12-17-2003, 04:29 PM
any advice on setting up a green screen. We've tried it and are getting OK results. Nothing I'd like to put out to tape.
Can someone help?

Jim_C
12-17-2003, 04:38 PM
If you are using a DV camera use the svideo out not DV, as long as it is before compression.
Use opposite color (red, magenta) for back light and lots of it.

http://www.digitalproducer.com/2003/11_nov/tutorials/11_03/gogreen.htm

http://www.videotoasternt.com/forums/read.cgi?11559

http://www.videotoasternt.com/forums/read.cgi?13738

couple threads and an article to help.


Jim

djlithium
12-18-2003, 12:20 AM
One of the things I still see today even with pro DPs and gaffers is they overcrank the screen with light. This is a big time no no, but telling some of these guys will get you fired. Of course in my job that is what I am supposed to do. :)
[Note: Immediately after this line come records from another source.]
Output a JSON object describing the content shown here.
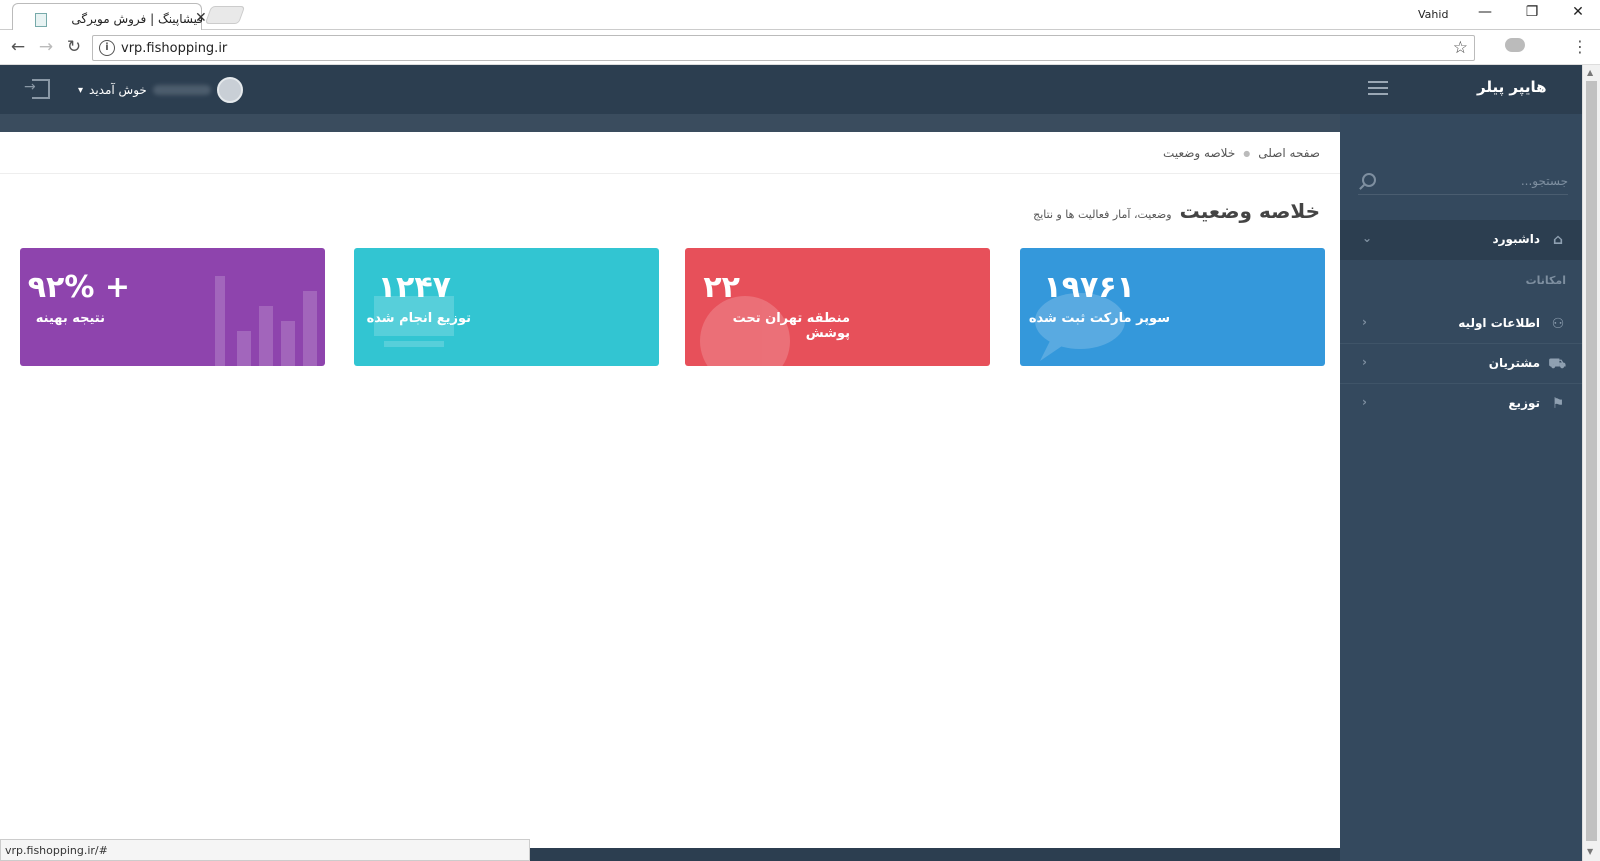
{
  "browser": {
    "tab_title": "فیشاپینگ | فروش مویرگی",
    "user": "Vahid",
    "url": "vrp.fishopping.ir",
    "status_url": "vrp.fishopping.ir/#"
  },
  "header": {
    "logo": "هایپر پیلر",
    "welcome": "خوش آمدید"
  },
  "breadcrumb": {
    "home": "صفحه اصلی",
    "current": "خلاصه وضعیت"
  },
  "page": {
    "title": "خلاصه وضعیت",
    "subtitle": "وضعیت، آمار فعالیت ها و نتایج"
  },
  "sidebar": {
    "search_placeholder": "جستجو...",
    "dashboard": "داشبورد",
    "section": "امکانات",
    "items": [
      {
        "label": "اطلاعات اولیه",
        "icon": "user-icon"
      },
      {
        "label": "مشتریان",
        "icon": "cart-icon"
      },
      {
        "label": "توزیع",
        "icon": "flag-icon"
      }
    ]
  },
  "stats": [
    {
      "value": "۱۹۷۶۱",
      "label": "سوپر مارکت ثبت شده",
      "color": "#3498db",
      "icon": "comments-icon"
    },
    {
      "value": "۲۲",
      "label": "منطقه تهران تحت پوشش",
      "color": "#e7505a",
      "icon": "globe-icon"
    },
    {
      "value": "۱۲۴۷",
      "label": "توزیع انجام شده",
      "color": "#32c5d2",
      "icon": "cart-icon"
    },
    {
      "value": "+ ۹۲%",
      "label": "نتیجه بهینه",
      "color": "#8e44ad",
      "icon": "bar-chart-icon"
    }
  ]
}
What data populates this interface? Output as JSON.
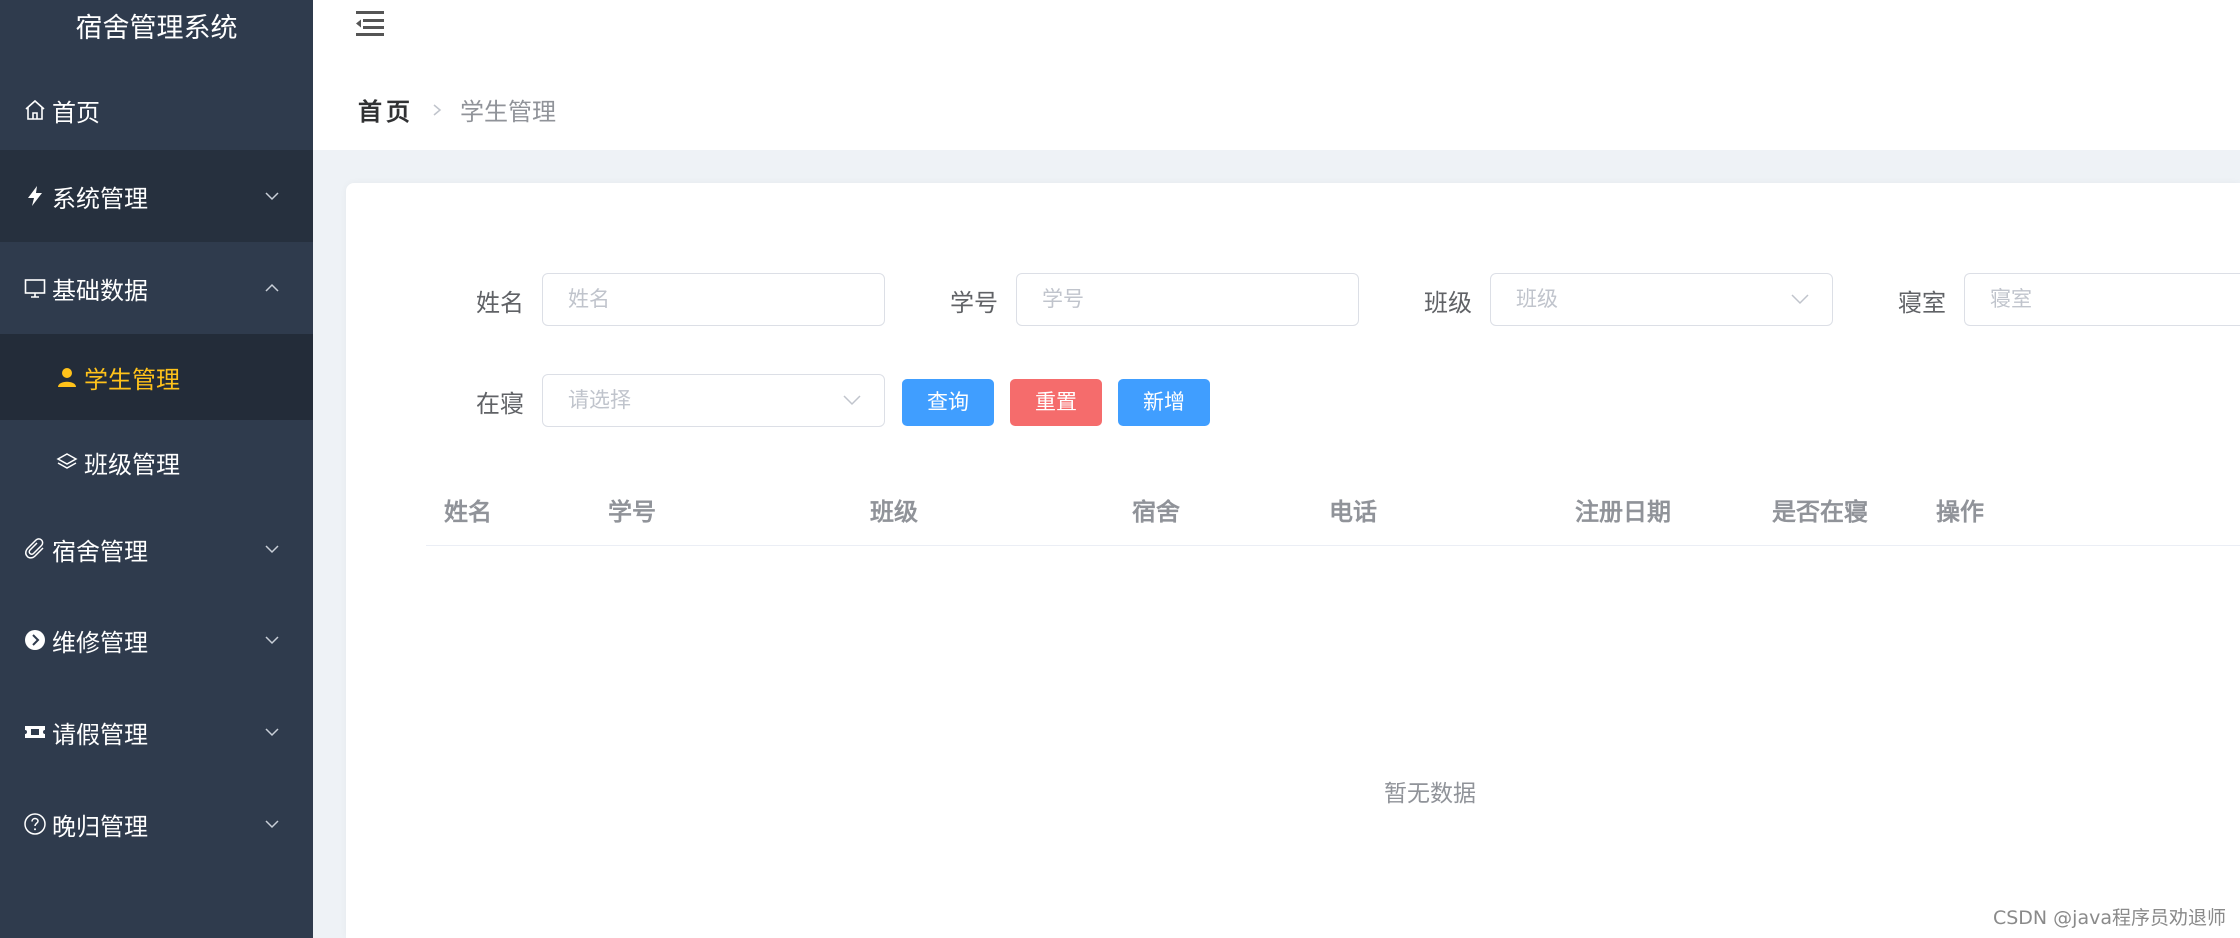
{
  "sidebar": {
    "title": "宿舍管理系统",
    "items": [
      {
        "label": "首页",
        "icon": "home-icon"
      },
      {
        "label": "系统管理",
        "icon": "lightning-icon"
      },
      {
        "label": "基础数据",
        "icon": "monitor-icon"
      },
      {
        "label": "学生管理",
        "icon": "user-icon"
      },
      {
        "label": "班级管理",
        "icon": "layers-icon"
      },
      {
        "label": "宿舍管理",
        "icon": "paperclip-icon"
      },
      {
        "label": "维修管理",
        "icon": "circle-arrow-icon"
      },
      {
        "label": "请假管理",
        "icon": "ticket-icon"
      },
      {
        "label": "晚归管理",
        "icon": "question-circle-icon"
      }
    ],
    "active_color": "#ffc21a"
  },
  "breadcrumb": {
    "home": "首页",
    "current": "学生管理"
  },
  "form": {
    "name_label": "姓名",
    "name_placeholder": "姓名",
    "id_label": "学号",
    "id_placeholder": "学号",
    "class_label": "班级",
    "class_placeholder": "班级",
    "room_label": "寝室",
    "room_placeholder": "寝室",
    "inroom_label": "在寝",
    "inroom_placeholder": "请选择",
    "query_label": "查询",
    "reset_label": "重置",
    "add_label": "新增"
  },
  "table": {
    "columns": [
      "姓名",
      "学号",
      "班级",
      "宿舍",
      "电话",
      "注册日期",
      "是否在寝",
      "操作"
    ],
    "empty_text": "暂无数据"
  },
  "watermark": "CSDN @java程序员劝退师"
}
You should not try and turn your green screen into a massive light bounce. Working with a DP here in Vancouver who has done a lot of VFX shots over the years (and after building our own 24ft wide 16ft tall 3ft to vertical transition, coved digicomp screen), we found the best thing to do is to light the screen so that its even, but keep it at least half a stop under from the rest of your scene. This way you don't over blow it, starting to turn that digicomp green into a yellow, or worse, creating a massive amount of spill on your subject.

The other thing to do if possible, is to pull your subject and camera as far away from the screen that you can. This will help to reduce spill and eliminate the camera from picking up variations or imperfections in the screen like seams or touch up splotches.

And another thing, dont use DV. DV does not have enough information per pixel (4:1:1) to pull a clean key from it anyway. Go DigiBeta or BetaCam SP component. Hell, a tripple CCD Hi-8 Camera using the Svideo out will probably give you better key then consumer and even prosumer/ENG cameras.

Also, always record uncompressed into your T3.

ted
12-18-2003, 11:03 PM
In brief, Make sure the background is evenly lit.
Make sure and separate the talent from the background so there is no color bleed on the talent.
Give plenty of backlight to your subject for better separation.
Possibly add a slight peach or warm color gel on the backlight.

If possible, use SDI or Component feed. Composite or DV isn't the best for Chromakey.

If still not happy, there are plenty of key programs available. I recently heard that Ultra Key works pretty good even with composite or DV.

There is a lot more to learn, but without knowing more about what you are specifically trying to do, this is a good start.
I wish you luck.

Some has been greatly covered above, but here is my quick list.